11 While he was holding on to Peter and John, all the people, utterly astonished, ran toward them in what is called Solomon’s Colonnade. 12 When Peter saw this, he addressed the people: “Fellow Israelites, why are you amazed at this? Why do you stare at us, as though we had made him walk by our own power or godliness? 13 The God of Abraham, Isaac, and Jacob, the God of our ancestors, has glorified his servant Jesus, whom you handed over and denied before Pilate, though he had decided to release him. 14 You denied the Holy and Righteous One and asked to have a murderer released to you. 15 You killed the source of life, whom God raised from the dead; we are witnesses of this. 16 By faith in his name, his name has made this man strong, whom you see and know. So the faith that comes through Jesus has given him this perfect health in front of all of you. 17 “And now, brothers and sisters, I know that you acted in ignorance, just as your leaders also did. 18 In this way God fulfilled what he had predicted through all the prophets — that his Messiah would suffer. 19 Therefore repent and turn back, so that your sins may be wiped out, 20 that seasons of refreshing may come from the presence of the Lord, and that he may send Jesus, who has been appointed for you as the Messiah. 21 Heaven must receive him until the time of the restoration of all things, which God spoke about through his holy prophets from the beginning. 22 Moses said: The Lord your God will raise up for you a prophet like me from among your brothers and sisters.
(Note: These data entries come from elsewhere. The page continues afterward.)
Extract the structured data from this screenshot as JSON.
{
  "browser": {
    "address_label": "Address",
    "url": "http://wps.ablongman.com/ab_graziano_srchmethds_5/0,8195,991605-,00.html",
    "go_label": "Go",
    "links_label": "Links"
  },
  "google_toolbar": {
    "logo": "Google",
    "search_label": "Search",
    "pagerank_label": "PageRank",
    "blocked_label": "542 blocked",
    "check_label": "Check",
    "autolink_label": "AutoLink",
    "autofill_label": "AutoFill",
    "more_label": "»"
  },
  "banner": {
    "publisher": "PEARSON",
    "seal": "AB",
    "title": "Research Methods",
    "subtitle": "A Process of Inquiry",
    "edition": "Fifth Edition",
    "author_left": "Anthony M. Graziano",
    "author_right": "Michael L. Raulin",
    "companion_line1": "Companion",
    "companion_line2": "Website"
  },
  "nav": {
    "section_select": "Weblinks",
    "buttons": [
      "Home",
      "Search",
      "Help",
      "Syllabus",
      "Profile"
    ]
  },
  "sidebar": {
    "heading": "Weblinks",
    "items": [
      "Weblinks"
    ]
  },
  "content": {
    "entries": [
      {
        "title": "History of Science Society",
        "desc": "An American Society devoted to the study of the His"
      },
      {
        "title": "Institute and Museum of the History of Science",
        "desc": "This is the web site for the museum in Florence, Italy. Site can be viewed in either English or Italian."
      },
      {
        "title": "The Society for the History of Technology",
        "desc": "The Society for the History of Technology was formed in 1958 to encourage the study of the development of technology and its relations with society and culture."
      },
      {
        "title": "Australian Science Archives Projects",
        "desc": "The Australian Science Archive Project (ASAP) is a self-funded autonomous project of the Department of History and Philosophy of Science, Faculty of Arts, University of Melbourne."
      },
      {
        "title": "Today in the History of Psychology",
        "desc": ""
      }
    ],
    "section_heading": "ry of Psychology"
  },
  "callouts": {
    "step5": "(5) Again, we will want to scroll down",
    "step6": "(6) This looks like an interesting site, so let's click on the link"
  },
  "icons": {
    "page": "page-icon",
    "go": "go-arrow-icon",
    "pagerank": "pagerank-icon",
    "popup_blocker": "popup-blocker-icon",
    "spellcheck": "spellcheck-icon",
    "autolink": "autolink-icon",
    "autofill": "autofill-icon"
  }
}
You must listen to everything he tells you. 23 And everyone who does not listen to that prophet will be completely cut off from the people. 24 “In addition, all the prophets who have spoken, from Samuel and those after him, have also foretold these days. 25 You are the sons of the prophets and of the covenant that God made with your ancestors, saying to Abraham, And all the families of the earth will be blessed through your offspring. 26 God raised up his servant and sent him first to you to bless you by turning each of you from your evil ways.” — Acts 3:11-26
Peter Preaches to the People
by John Cahoon
Don’t you love buying broken things? Of course not! Brokenness means that something is going to inconvenience us. It’s going to cost us extra time, money, and energy. It’s going to disappoint us, and things are probably going to get worse before they get better. At least, that’s how we think about brokenness. What about God?...
In Acts 3:1-10, a man born lame begged money from Peter and John. But God had so much more to give him. Through Peter and John, God miraculously healed the man, and he immediately leaped up and praised God. He knew God didn’t see him as the world saw him, but instead was committed to making him whole and well, inside and out.
Seeing the crowd’s awe, Peter stood up and began to preach them the exact same message. He put his finger on the heart of the matter and pulled no punches. He told them they had killed God’s Son! They had denied and rejected Him. In so doing, they killed the only One who could give them life and restoration. How ironic! How sad!
Why is that? It’s because we are all broken people, and like all broken things, we don’t work the way the we should. We don’t naturally love God. Like the Israelites to whom Peter was preaching, we seek abundant life in everyone and everything else except the One who provides it—the Author of Life. What’s the solution? God’s glorious grace!
In verse 18, Peter tells the crowd that God knew all along that His people would, out of their brokenness, kill His Son. But God, being rich in mercy, used that tragic sin to bring healing to His people. Jesus died to take the punishment all our sins and sinfulness deserve. Now that Jesus has risen, our sins are no longer counted against us! Our brokenness before God has been made whole again!
But there’s more good news! We are no longer slaves of sin in this life. God longs for us to be refreshed by His grace in newness of life. Peter says as much in verses 20 and 21.
The way to begin experiencing that refreshment is given by Peter in verse 19: “Repent.” Fun word, right? You’re jumping with joy! Probably not. Repentance has a very painful, guilty, negative ring to it. But that’s not what God intends. Repentance is meant to be an invitation to restoration and refreshment. Did you hear that? Invitation! God is inviting you to experience deeper joy and life with Him by turning from disobedience to obedience.
Remember, God punished Jesus in your place. There is no longer any anger or condemnation stored up for you. God is a loving Father who simply wants to enjoy life with His beloved child…you. Repent, and be refreshed.
- For most of us, when we imagine someone saying, “Repent,” we probably envision them with a red, angry face. Is that how you envision God when you read “repent” in the Bible? What if He was saying it with a kind, inviting smile? How would that change things?
- When you think about obedience, do you first think about what it’s going to cost you (time, energy, resources), or do you think about what you will receive from it (joy, intimacy with God, etc.)? What role does attitude play in our obedience?
- Why are repentance and restoration linked concepts?
Unless otherwise noted, all Scripture quotations are taken from the Christian Standard Bible®, Copyright © 2017 by Holman Bible Publishers. Used by permission. Christian Standard Bible® and CSB® are federally registered trademarks of Holman Bible Publishers.